REQUIRED ACTION →
Please return all records verbatim, no pictures.

-------- DATA --------

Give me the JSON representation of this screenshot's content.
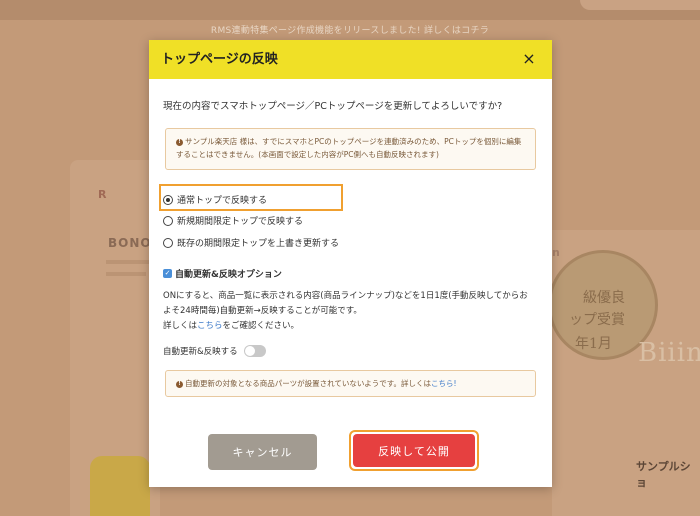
{
  "background": {
    "banner_text": "RMS連動特集ページ作成機能をリリースしました! 詳しくはコチラ",
    "left_card_r": "R",
    "left_card_brand": "BONO",
    "right_card_prefix": "n",
    "seal_line1": "級優良",
    "seal_line2": "ップ受賞",
    "seal_line3": "年1月",
    "brand_large": "Biiin",
    "shop_text": "サンプルショ"
  },
  "modal": {
    "title": "トップページの反映",
    "close_glyph": "×",
    "question": "現在の内容でスマホトップページ／PCトップページを更新してよろしいですか?",
    "warning_icon": "!",
    "warning_line1": "サンプル楽天店 様は、すでにスマホとPCのトップページを連動済みのため、PCトップを個別に編集",
    "warning_line2": "することはできません。(本画面で設定した内容がPC側へも自動反映されます)",
    "radio_options": [
      {
        "label": "通常トップで反映する",
        "checked": true
      },
      {
        "label": "新規期間限定トップで反映する",
        "checked": false
      },
      {
        "label": "既存の期間限定トップを上書き更新する",
        "checked": false
      }
    ],
    "option_heading": "自動更新&反映オプション",
    "desc_line1": "ONにすると、商品一覧に表示される内容(商品ラインナップ)などを1日1度(手動反映してからお",
    "desc_line2": "よそ24時間毎)自動更新→反映することが可能です。",
    "desc_line3_prefix": "詳しくは",
    "desc_link": "こちら",
    "desc_line3_suffix": "をご確認ください。",
    "toggle_label": "自動更新&反映する",
    "info_icon": "!",
    "info_text": "自動更新の対象となる商品パーツが設置されていないようです。詳しくは",
    "info_link": "こちら!",
    "cancel_label": "キャンセル",
    "publish_label": "反映して公開"
  },
  "colors": {
    "header_yellow": "#f0e026",
    "publish_red": "#e64040",
    "highlight_orange": "#f0a030",
    "cancel_gray": "#a29b91",
    "link_blue": "#3a78c8"
  }
}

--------

EXERCISE RESULT →
Give me the JSON representation of this screenshot's content.
{
  "background": {
    "banner_text": "RMS連動特集ページ作成機能をリリースしました! 詳しくはコチラ",
    "left_card_r": "R",
    "left_card_brand": "BONO",
    "right_card_prefix": "n",
    "seal_line1": "級優良",
    "seal_line2": "ップ受賞",
    "seal_line3": "年1月",
    "brand_large": "Biiin",
    "shop_text": "サンプルショ"
  },
  "modal": {
    "title": "トップページの反映",
    "close_glyph": "×",
    "question": "現在の内容でスマホトップページ／PCトップページを更新してよろしいですか?",
    "warning_icon": "!",
    "warning_line1": "サンプル楽天店 様は、すでにスマホとPCのトップページを連動済みのため、PCトップを個別に編集",
    "warning_line2": "することはできません。(本画面で設定した内容がPC側へも自動反映されます)",
    "radio_options": [
      {
        "label": "通常トップで反映する",
        "checked": true
      },
      {
        "label": "新規期間限定トップで反映する",
        "checked": false
      },
      {
        "label": "既存の期間限定トップを上書き更新する",
        "checked": false
      }
    ],
    "option_heading": "自動更新&反映オプション",
    "desc_line1": "ONにすると、商品一覧に表示される内容(商品ラインナップ)などを1日1度(手動反映してからお",
    "desc_line2": "よそ24時間毎)自動更新→反映することが可能です。",
    "desc_line3_prefix": "詳しくは",
    "desc_link": "こちら",
    "desc_line3_suffix": "をご確認ください。",
    "toggle_label": "自動更新&反映する",
    "info_icon": "!",
    "info_text": "自動更新の対象となる商品パーツが設置されていないようです。詳しくは",
    "info_link": "こちら!",
    "cancel_label": "キャンセル",
    "publish_label": "反映して公開"
  },
  "colors": {
    "header_yellow": "#f0e026",
    "publish_red": "#e64040",
    "highlight_orange": "#f0a030",
    "cancel_gray": "#a29b91",
    "link_blue": "#3a78c8"
  }
}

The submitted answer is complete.